Talk by Geoff Holtzman - https://www.geoffholtzman.com/

 

Emotion and Reason in the Moral Brain

Can neuroscientists peer into the brain and see the different roles emotion and reason play in moral judgment? Not exactly. However, there has been a boom of exciting new research in the neuroscience of moral judgment over the past two decades. During this time, researchers have converged on a number of key points about the cognitive science of ethical decision-making. I focus on three of these key points, discussing what we know—and what we do not know—about them.

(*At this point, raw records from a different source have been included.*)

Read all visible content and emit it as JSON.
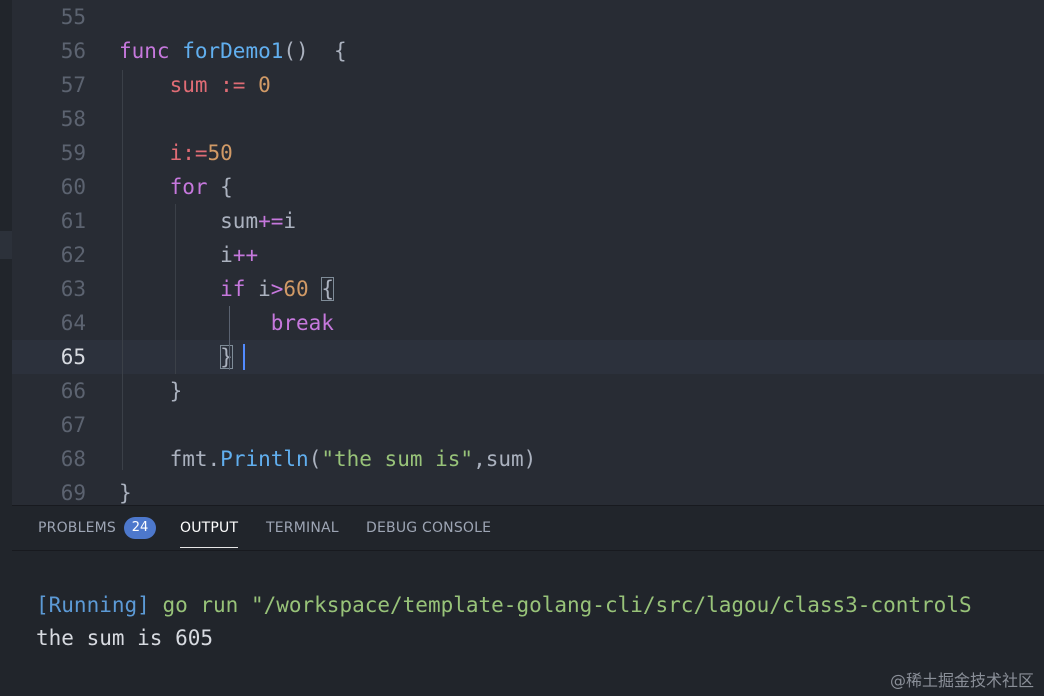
{
  "editor": {
    "lines": [
      {
        "number": "55"
      },
      {
        "number": "56",
        "tokens": [
          {
            "t": "func",
            "c": "kw"
          },
          {
            "t": " ",
            "c": "plain"
          },
          {
            "t": "forDemo1",
            "c": "fn"
          },
          {
            "t": "()  {",
            "c": "plain"
          }
        ]
      },
      {
        "number": "57",
        "tokens": [
          {
            "t": "    ",
            "c": "plain"
          },
          {
            "t": "sum",
            "c": "var"
          },
          {
            "t": " := ",
            "c": "var"
          },
          {
            "t": "0",
            "c": "num"
          }
        ]
      },
      {
        "number": "58"
      },
      {
        "number": "59",
        "tokens": [
          {
            "t": "    ",
            "c": "plain"
          },
          {
            "t": "i",
            "c": "var"
          },
          {
            "t": ":=",
            "c": "var"
          },
          {
            "t": "50",
            "c": "num"
          }
        ]
      },
      {
        "number": "60",
        "tokens": [
          {
            "t": "    ",
            "c": "plain"
          },
          {
            "t": "for",
            "c": "kw"
          },
          {
            "t": " {",
            "c": "plain"
          }
        ]
      },
      {
        "number": "61",
        "tokens": [
          {
            "t": "        ",
            "c": "plain"
          },
          {
            "t": "sum",
            "c": "plain"
          },
          {
            "t": "+=",
            "c": "kw"
          },
          {
            "t": "i",
            "c": "plain"
          }
        ]
      },
      {
        "number": "62",
        "tokens": [
          {
            "t": "        ",
            "c": "plain"
          },
          {
            "t": "i",
            "c": "plain"
          },
          {
            "t": "++",
            "c": "kw"
          }
        ]
      },
      {
        "number": "63",
        "tokens": [
          {
            "t": "        ",
            "c": "plain"
          },
          {
            "t": "if",
            "c": "kw"
          },
          {
            "t": " i",
            "c": "plain"
          },
          {
            "t": ">",
            "c": "kw"
          },
          {
            "t": "60",
            "c": "num"
          },
          {
            "t": " ",
            "c": "plain"
          },
          {
            "t": "{",
            "c": "plain",
            "box": true
          }
        ]
      },
      {
        "number": "64",
        "tokens": [
          {
            "t": "            ",
            "c": "plain"
          },
          {
            "t": "break",
            "c": "kw"
          }
        ]
      },
      {
        "number": "65",
        "current": true,
        "tokens": [
          {
            "t": "        ",
            "c": "plain"
          },
          {
            "t": "}",
            "c": "plain",
            "box": true
          }
        ]
      },
      {
        "number": "66",
        "tokens": [
          {
            "t": "    ",
            "c": "plain"
          },
          {
            "t": "}",
            "c": "plain"
          }
        ]
      },
      {
        "number": "67"
      },
      {
        "number": "68",
        "tokens": [
          {
            "t": "    ",
            "c": "plain"
          },
          {
            "t": "fmt",
            "c": "plain"
          },
          {
            "t": ".",
            "c": "plain"
          },
          {
            "t": "Println",
            "c": "fn"
          },
          {
            "t": "(",
            "c": "plain"
          },
          {
            "t": "\"the sum is\"",
            "c": "str"
          },
          {
            "t": ",sum)",
            "c": "plain"
          }
        ]
      },
      {
        "number": "69",
        "tokens": [
          {
            "t": "}",
            "c": "plain"
          }
        ]
      }
    ]
  },
  "panel": {
    "tabs": {
      "problems": "PROBLEMS",
      "problems_count": "24",
      "output": "OUTPUT",
      "terminal": "TERMINAL",
      "debug_console": "DEBUG CONSOLE"
    },
    "active_tab": "OUTPUT",
    "output": {
      "running_tag": "[Running]",
      "command": " go run \"/workspace/template-golang-cli/src/lagou/class3-controlS",
      "result": "the sum is 605"
    }
  },
  "watermark": "@稀土掘金技术社区",
  "colors": {
    "background": "#282c34",
    "panel_background": "#21252b",
    "keyword": "#c678dd",
    "function": "#61afef",
    "variable": "#e06c75",
    "number": "#d19a66",
    "string": "#98c379",
    "badge": "#4d78cc"
  }
}
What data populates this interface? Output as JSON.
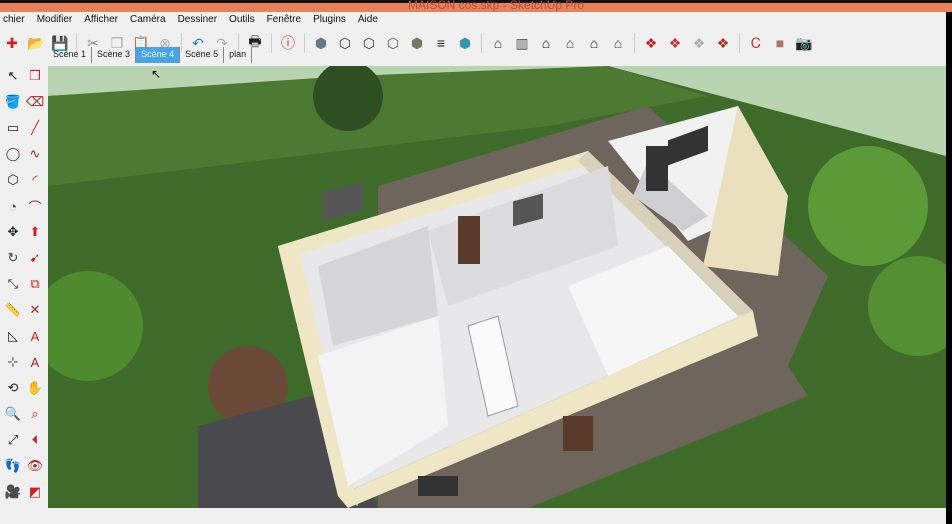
{
  "window": {
    "title": "MAISON cos.skp - SketchUp Pro"
  },
  "menu": [
    "chier",
    "Modifier",
    "Afficher",
    "Caméra",
    "Dessiner",
    "Outils",
    "Fenêtre",
    "Plugins",
    "Aide"
  ],
  "toolbar": [
    {
      "icon": "new-file-icon",
      "g": "✚",
      "c": "#c22"
    },
    {
      "icon": "open-folder-icon",
      "g": "📂",
      "c": "#585"
    },
    {
      "icon": "save-icon",
      "g": "💾",
      "c": "#357"
    },
    "|",
    {
      "icon": "cut-icon",
      "g": "✂",
      "c": "#888"
    },
    {
      "icon": "copy-icon",
      "g": "❐",
      "c": "#aaa"
    },
    {
      "icon": "paste-icon",
      "g": "📋",
      "c": "#aaa"
    },
    {
      "icon": "erase-icon",
      "g": "⊗",
      "c": "#aaa"
    },
    "|",
    {
      "icon": "undo-icon",
      "g": "↶",
      "c": "#27c"
    },
    {
      "icon": "redo-icon",
      "g": "↷",
      "c": "#aaa"
    },
    "|",
    {
      "icon": "print-icon",
      "g": "🖶",
      "c": "#222"
    },
    "|",
    {
      "icon": "model-info-icon",
      "g": "ⓘ",
      "c": "#c22"
    },
    "|",
    {
      "icon": "xray-icon",
      "g": "⬢",
      "c": "#678"
    },
    {
      "icon": "back-edges-icon",
      "g": "⬡",
      "c": "#333"
    },
    {
      "icon": "wireframe-icon",
      "g": "⬡",
      "c": "#333"
    },
    {
      "icon": "hidden-line-icon",
      "g": "⬡",
      "c": "#555"
    },
    {
      "icon": "shaded-icon",
      "g": "⬢",
      "c": "#776"
    },
    {
      "icon": "shaded-textures-icon",
      "g": "≡",
      "c": "#222"
    },
    {
      "icon": "monochrome-icon",
      "g": "⬢",
      "c": "#39a"
    },
    "|",
    {
      "icon": "iso-view-icon",
      "g": "⌂",
      "c": "#333"
    },
    {
      "icon": "top-view-icon",
      "g": "▥",
      "c": "#555"
    },
    {
      "icon": "front-view-icon",
      "g": "⌂",
      "c": "#111"
    },
    {
      "icon": "right-view-icon",
      "g": "⌂",
      "c": "#444"
    },
    {
      "icon": "back-view-icon",
      "g": "⌂",
      "c": "#222"
    },
    {
      "icon": "left-view-icon",
      "g": "⌂",
      "c": "#444"
    },
    "|",
    {
      "icon": "warehouse-icon",
      "g": "❖",
      "c": "#b22"
    },
    {
      "icon": "share-model-icon",
      "g": "❖",
      "c": "#b33"
    },
    {
      "icon": "share-component-icon",
      "g": "❖",
      "c": "#aaa"
    },
    {
      "icon": "extension-warehouse-icon",
      "g": "❖",
      "c": "#a32"
    },
    "|",
    {
      "icon": "layout-icon",
      "g": "Ꮯ",
      "c": "#c22"
    },
    {
      "icon": "material-icon",
      "g": "■",
      "c": "#a76"
    },
    {
      "icon": "photo-match-icon",
      "g": "📷",
      "c": "#c33"
    }
  ],
  "scenes": {
    "tabs": [
      "Scène 1",
      "Scène 3",
      "Scène 4",
      "Scène 5",
      "plan"
    ],
    "active": "Scène 4"
  },
  "lefttools": [
    {
      "icon": "select-icon",
      "g": "↖"
    },
    {
      "icon": "make-component-icon",
      "g": "❒"
    },
    {
      "icon": "paint-bucket-icon",
      "g": "🪣"
    },
    {
      "icon": "eraser-icon",
      "g": "⌫"
    },
    {
      "icon": "rectangle-icon",
      "g": "▭"
    },
    {
      "icon": "line-icon",
      "g": "╱"
    },
    {
      "icon": "circle-icon",
      "g": "◯"
    },
    {
      "icon": "freehand-icon",
      "g": "∿"
    },
    {
      "icon": "polygon-icon",
      "g": "⬡"
    },
    {
      "icon": "arc-icon",
      "g": "◜"
    },
    {
      "icon": "pie-icon",
      "g": "◔"
    },
    {
      "icon": "arc2-icon",
      "g": "⌒"
    },
    {
      "icon": "move-icon",
      "g": "✥"
    },
    {
      "icon": "push-pull-icon",
      "g": "⬆"
    },
    {
      "icon": "rotate-icon",
      "g": "↻"
    },
    {
      "icon": "follow-me-icon",
      "g": "➹"
    },
    {
      "icon": "scale-icon",
      "g": "⤡"
    },
    {
      "icon": "offset-icon",
      "g": "⧉"
    },
    {
      "icon": "tape-measure-icon",
      "g": "📏"
    },
    {
      "icon": "dimension-icon",
      "g": "✕"
    },
    {
      "icon": "protractor-icon",
      "g": "◺"
    },
    {
      "icon": "text-icon",
      "g": "A"
    },
    {
      "icon": "axes-icon",
      "g": "⊹"
    },
    {
      "icon": "3d-text-icon",
      "g": "A"
    },
    {
      "icon": "orbit-icon",
      "g": "⟲"
    },
    {
      "icon": "pan-icon",
      "g": "✋"
    },
    {
      "icon": "zoom-icon",
      "g": "🔍"
    },
    {
      "icon": "zoom-window-icon",
      "g": "⌕"
    },
    {
      "icon": "zoom-extents-icon",
      "g": "⤢"
    },
    {
      "icon": "previous-view-icon",
      "g": "⏴"
    },
    {
      "icon": "walk-icon",
      "g": "👣"
    },
    {
      "icon": "look-around-icon",
      "g": "👁"
    },
    {
      "icon": "position-camera-icon",
      "g": "🎥"
    },
    {
      "icon": "section-plane-icon",
      "g": "◩"
    }
  ],
  "colors": {
    "accent_tab": "#4aa3e8",
    "grass": "#3f6b2a",
    "wall": "#efe6c6",
    "gravel": "#6e655c"
  }
}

First, I describe how different kinds of moral judgment appear to require oxygen to be delivered to different areas of the brain. Second, I show that the way oxygen is delivered to the brain during ethical decision-making can be connected to the theories of 18th-century moral philosophers. And third, I explain why using neuroimages to infer mental activity—a process known as “reverse inference”—is one of the thorniest logical issues in neuroethics and moral psychology.